Trying different keywords and using synonyms is important when searching. Student Learning Services can assist you with developing a theses statement.  Depending on your topic, useful words to include in searches may be: trends, issues, challenges, impact, developments, effect, success, ...  Every topic can be searched a number of ways:

us canada import cheese restrictions
​nafta dairy 
nafta canada (dairy or cheese)

softwood lumber canada "united states"
canada "united states" trade softwood dispute

"technical barriers to trade" effects
"technical barriers to trade" impact

The above searches will also work on Google and Google news.  
Resources to help: The differences between Scholarly/Popular/Trade publications and Is this scholarly?

Below are three different ways to search MRU library resources:

I. Search every database at once

Search articles, books, multimedia & more

This is the same search box that is on the Library homepage.

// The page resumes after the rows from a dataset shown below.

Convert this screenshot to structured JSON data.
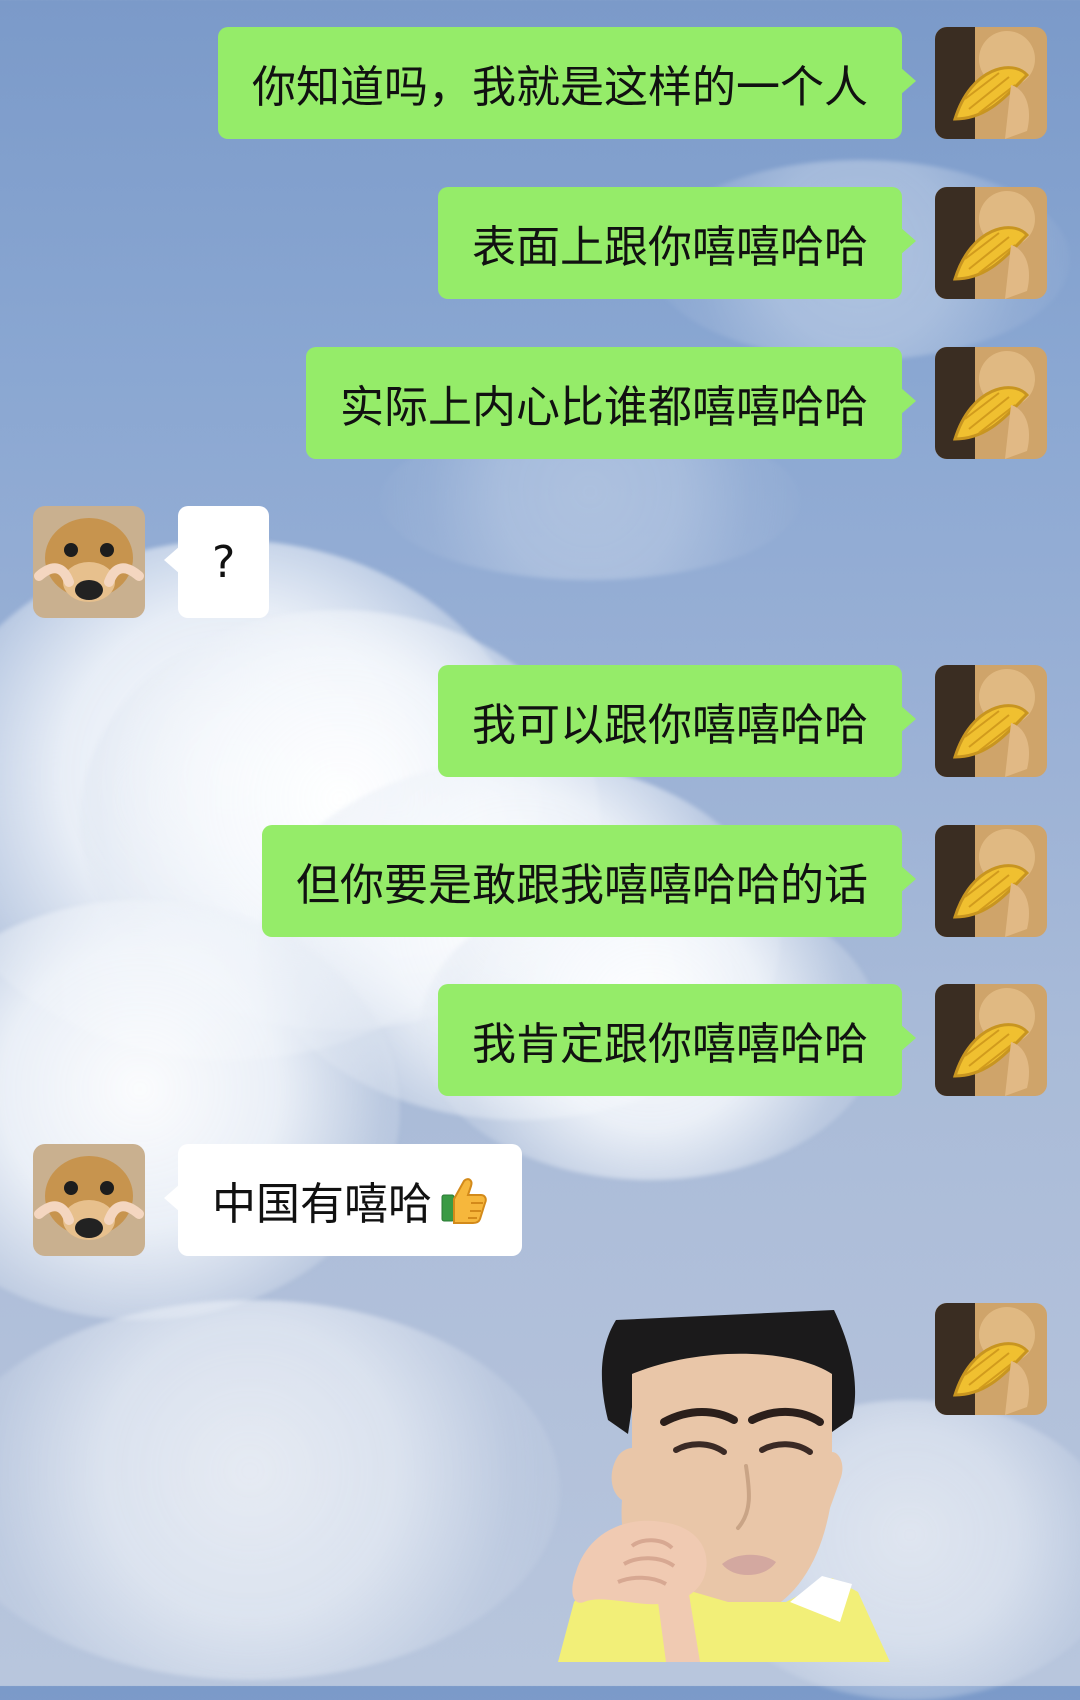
{
  "chat": {
    "messages": [
      {
        "side": "out",
        "text": "你知道吗，我就是这样的一个人"
      },
      {
        "side": "out",
        "text": "表面上跟你嘻嘻哈哈"
      },
      {
        "side": "out",
        "text": "实际上内心比谁都嘻嘻哈哈"
      },
      {
        "side": "in",
        "text": "?"
      },
      {
        "side": "out",
        "text": "我可以跟你嘻嘻哈哈"
      },
      {
        "side": "out",
        "text": "但你要是敢跟我嘻嘻哈哈的话"
      },
      {
        "side": "out",
        "text": "我肯定跟你嘻嘻哈哈"
      },
      {
        "side": "in",
        "text": "中国有嘻哈",
        "emoji": "thumbs-up"
      },
      {
        "side": "out",
        "type": "sticker",
        "sticker": "man-face-sticker"
      }
    ],
    "colors": {
      "outgoing_bubble": "#95ec69",
      "incoming_bubble": "#ffffff",
      "text": "#111111"
    },
    "avatars": {
      "self": "cat-with-bread-avatar",
      "other": "dog-face-avatar"
    }
  }
}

Once you've done a search, you can change the type of your results by clicking the filters on the right.

  • Check off Articles under the Resource Type filter to just see both popular and scholarly resources.
  • Check off Peer-Reviewed Journals under the Availability filter to find scholarly articles. Select Available online to retrieve full-text articles. 
  • Limit by publication date by using the Creation Date filter
  • Find related articles by clicking on the red arrows (when available)
  • Use the Advanced Search link to open an advanced search box for more precise searching

II. Google Scholar

Google Scholar - Search scholarly literature within MRU and around the world.

If you find one good article make sure to click Cited by and Related articles below its summary.
Does not include magazines or trade publications. Besides providing links to articles in MRU databases, Google Scholar links to online repositories which contain articles the author has been allowed to upload.  Academia.edu and ResearchGate are among the repositories searched by Google Scholar.
To set up off-campus follow Settings --> Library Links. 

III. Subject-specific databases

Check databases within each of the Library's main subject areas via the Find Resources link.
 

Manage and cite your research

There are a number of free citation managers that help with saving research. Two of the more popular are:

​Mendeley www.mendeley.com
     Very useful if your research is mainly pdfs. It is recommended to get both the desktop and browser versions.  You can drag-and-drop pdfs into the desktop version which also has a Word plugin that will automatically insert in-text citations and create a bibliography. The browser version has a web importer that allows you to import web pages.  "Sync" the desktop and browser versions to access Mendeley anywhere in the world. Files and folders can be shared with other users.  The desktop version is installed on most MRU lab & library computers. Create a "Group" to share research.

Zotero www.zotero.org
     
Useful if much of your research is in html format. Has most of the same features as Mendeley. 

Librarian

Profile Photo
Geoff Owens
Contact:
Email: gowens@mtroyal.ca
Phone: 403.440.7737
Office: EL4471S
Profile Photo
Geoff Owens
Contact:
Email: gowens@mtroyal.ca
Phone: 403.440.7737
Office: EL4471S